Of course, this study is in direct conflict with previous research which failed to show beneficial effects of antioxidant supplements. But there’s a simple explanation for this discrepancy…
Most, if not all of the studies claiming that antioxidants are ineffective (or worse) only focus on one specific–and usually synthetic–form of a particular nutrient.
You can’t take a single antioxidant out of context and expect it to cure cancer–or anything else for that matter. Unfortunately, that’s the standard operating procedure for most of the research being done on these valuable nutrients.
The pharmaceutical companies and the government want to overturn DSHEA (the law that allows us to sell and market supplements and gives you the right to choose how you take care of your health) so badly that they’re constantly funding studies specifically to make sure they don’t succeed.

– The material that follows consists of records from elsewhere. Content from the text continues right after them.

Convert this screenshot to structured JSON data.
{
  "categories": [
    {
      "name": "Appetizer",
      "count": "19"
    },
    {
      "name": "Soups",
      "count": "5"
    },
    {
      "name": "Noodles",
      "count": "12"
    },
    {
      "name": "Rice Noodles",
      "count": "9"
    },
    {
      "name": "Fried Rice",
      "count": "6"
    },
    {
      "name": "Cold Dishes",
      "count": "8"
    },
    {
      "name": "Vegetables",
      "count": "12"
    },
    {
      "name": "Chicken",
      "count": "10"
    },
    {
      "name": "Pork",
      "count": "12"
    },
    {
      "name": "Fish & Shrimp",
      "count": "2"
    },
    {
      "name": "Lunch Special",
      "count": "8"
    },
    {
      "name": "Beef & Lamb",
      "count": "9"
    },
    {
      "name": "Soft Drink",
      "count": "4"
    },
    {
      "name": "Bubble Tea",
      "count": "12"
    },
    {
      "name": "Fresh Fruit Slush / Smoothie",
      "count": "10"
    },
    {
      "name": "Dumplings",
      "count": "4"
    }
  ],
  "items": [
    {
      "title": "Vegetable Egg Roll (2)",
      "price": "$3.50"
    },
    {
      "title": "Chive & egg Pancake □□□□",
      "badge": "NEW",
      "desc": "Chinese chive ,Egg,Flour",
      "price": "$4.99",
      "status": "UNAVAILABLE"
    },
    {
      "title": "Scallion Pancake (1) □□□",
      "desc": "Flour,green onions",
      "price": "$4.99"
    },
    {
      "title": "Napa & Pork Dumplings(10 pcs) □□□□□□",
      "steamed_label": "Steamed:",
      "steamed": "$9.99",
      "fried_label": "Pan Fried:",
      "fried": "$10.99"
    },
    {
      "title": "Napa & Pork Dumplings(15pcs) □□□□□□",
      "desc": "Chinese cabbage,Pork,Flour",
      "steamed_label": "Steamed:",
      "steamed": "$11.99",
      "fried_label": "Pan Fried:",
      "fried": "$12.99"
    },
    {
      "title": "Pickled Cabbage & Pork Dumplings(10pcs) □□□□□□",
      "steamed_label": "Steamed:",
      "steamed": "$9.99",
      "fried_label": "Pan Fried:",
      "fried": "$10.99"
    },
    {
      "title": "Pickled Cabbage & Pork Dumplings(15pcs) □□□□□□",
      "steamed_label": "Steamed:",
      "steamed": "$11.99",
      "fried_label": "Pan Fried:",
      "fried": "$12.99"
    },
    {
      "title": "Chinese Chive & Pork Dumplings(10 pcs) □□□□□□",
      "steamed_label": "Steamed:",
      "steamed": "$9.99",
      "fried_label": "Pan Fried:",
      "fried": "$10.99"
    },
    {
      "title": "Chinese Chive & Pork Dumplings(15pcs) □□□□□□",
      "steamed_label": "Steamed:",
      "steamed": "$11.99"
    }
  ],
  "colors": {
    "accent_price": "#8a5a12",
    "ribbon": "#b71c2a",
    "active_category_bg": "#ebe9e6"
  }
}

In other words, many of the studies on antioxidants are essentially designed to fail.
This study, on the other hand, actually used a full range of antioxidants.
And when you have a study like this one–involving over 35,000 women–showing positive results, it’s hard to argue that antioxidants play a powerful role in health.
However, these authors also went on to say that it’s important to consume fruits and vegetables to get these antioxidants.
Now, I’m certainly never going to tell you NOT to eat more vegetables, but the fact is, even if you’re eating a perfect diet, it’s just not possible to get all the nutrients you need from food alone these days. The soil our crops are grown in is simply too depleted of essential vitamins and minerals.
That’s why a quality multivitamin, with a full spectrum of vitamins, minerals, and other essential nutrients–including the all-important antioxidants–is crucial for health and longevity. (And that’s why I made sure my Smart Daily multivitamin formula contains just that. Click here to learn more about it.)
The take home message here is not to believe every sensational news story you may hear or read about the “dangers” of nutritional supplements. The data is almost always manipulated, and the results are almost always overblown to scare you back into the loving arms of the pharmaceutical companies.
Now if that isn’t a frightening thought, I don’t know what is.